Many questions arise from this ongoing work, Brody noted. For one, he is interested in comparing the various Aβ constituents and their proportions between human and mouse brains. For another, he wants to test how the oligomers interact with plaques, and if plaques from the brains of donors who died without dementia are better at buffering loose oligomers. This might explain in part why people with brain amyloid were protected from dementia.
Sangram Sisodia of the University of Chicago called Brody’s presentation “the coolest stuff I saw.” He said it would be key to show which species are toxic. Brody plans to inject mouse brains and check for synaptic degeneration or loss. He also wants to expose hippocampal slices to the oligomers and measure effects on long-term potentiation. Washington University’s Holtzman said the work took a different direction from the rest of the field, and wondered if these oligomers might be the long-sought connection between Aβ and tau—in other words, if their presence drives the emergence of tauopathy.—Amber Dance
- New Assays for Aβ Oligomers—Spinal Fluid a Miss, Brain Awash
- Can Antibody-Based PET Scans Pinpoint Aβ Oligomers in the Brain?
- Antibody Probe Seeks Aβ Oligomers in MRI
- New Assays for Aβ Oligomers in CSF Claim Femtogram Sensitivity
- Test Closes in on Oligomers, May Distinguish Alzheimer’s Patients From Controls
- Hepler RW, Grimm KM, Nahas DD, Breese R, Dodson EC, Acton P, Keller PM, Yeager M, Wang H, Shughrue P, Kinney G, Joyce JG. Solution state characterization of amyloid beta-derived diffusible ligands. Biochemistry. 2006 Dec 26;45(51):15157-67. PubMed.
- Watt AD, Perez KA, Rembach A, Sherrat NA, Hung LW, Johanssen T, McLean CA, Kok WM, Hutton CA, Fodero-Tavoletti M, Masters CL, Villemagne VL, Barnham KJ. Oligomers, fact or artefact?
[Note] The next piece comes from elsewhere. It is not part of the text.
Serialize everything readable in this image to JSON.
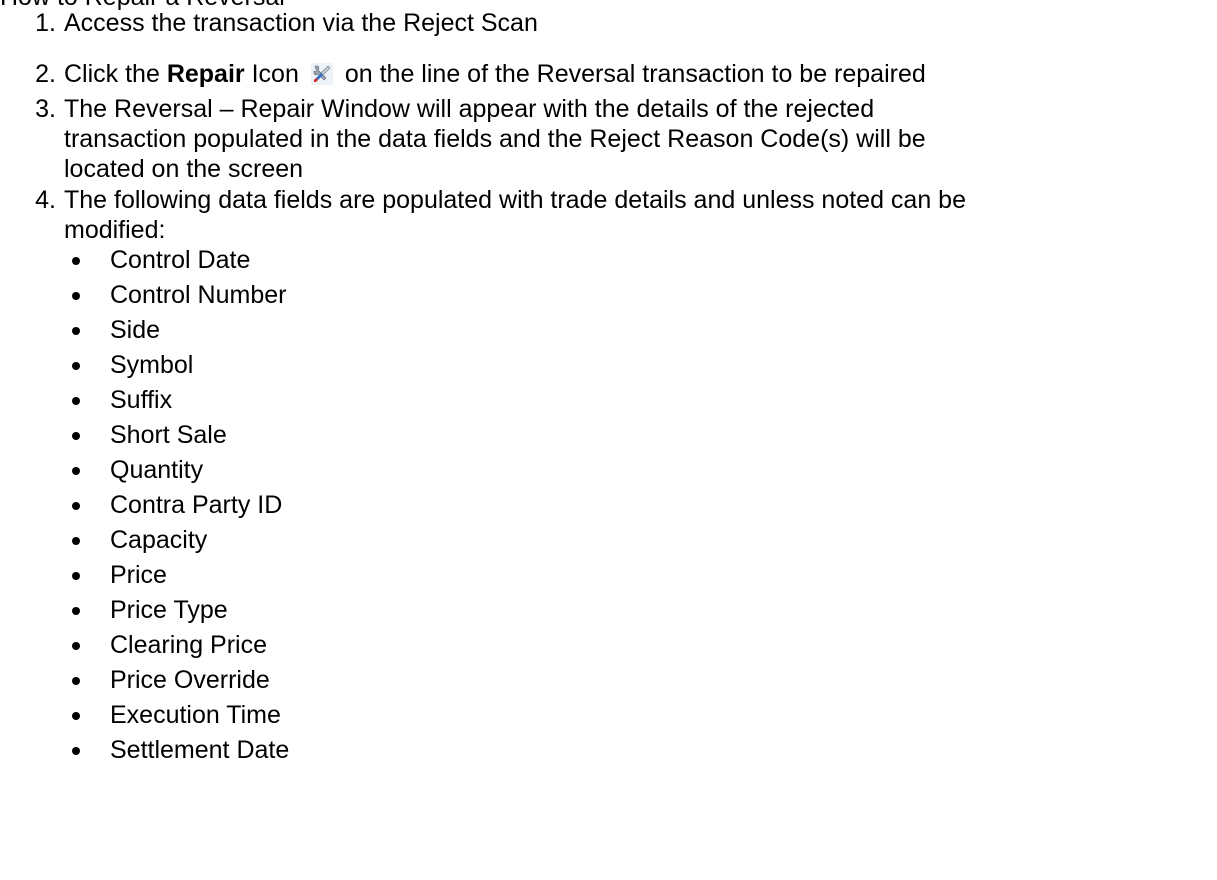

SDS-PAGE induces dimerization of β-amyloid in human brain samples. Acta Neuropathol. 2013 Apr;125(4):549-64. PubMed.
No Available Further Reading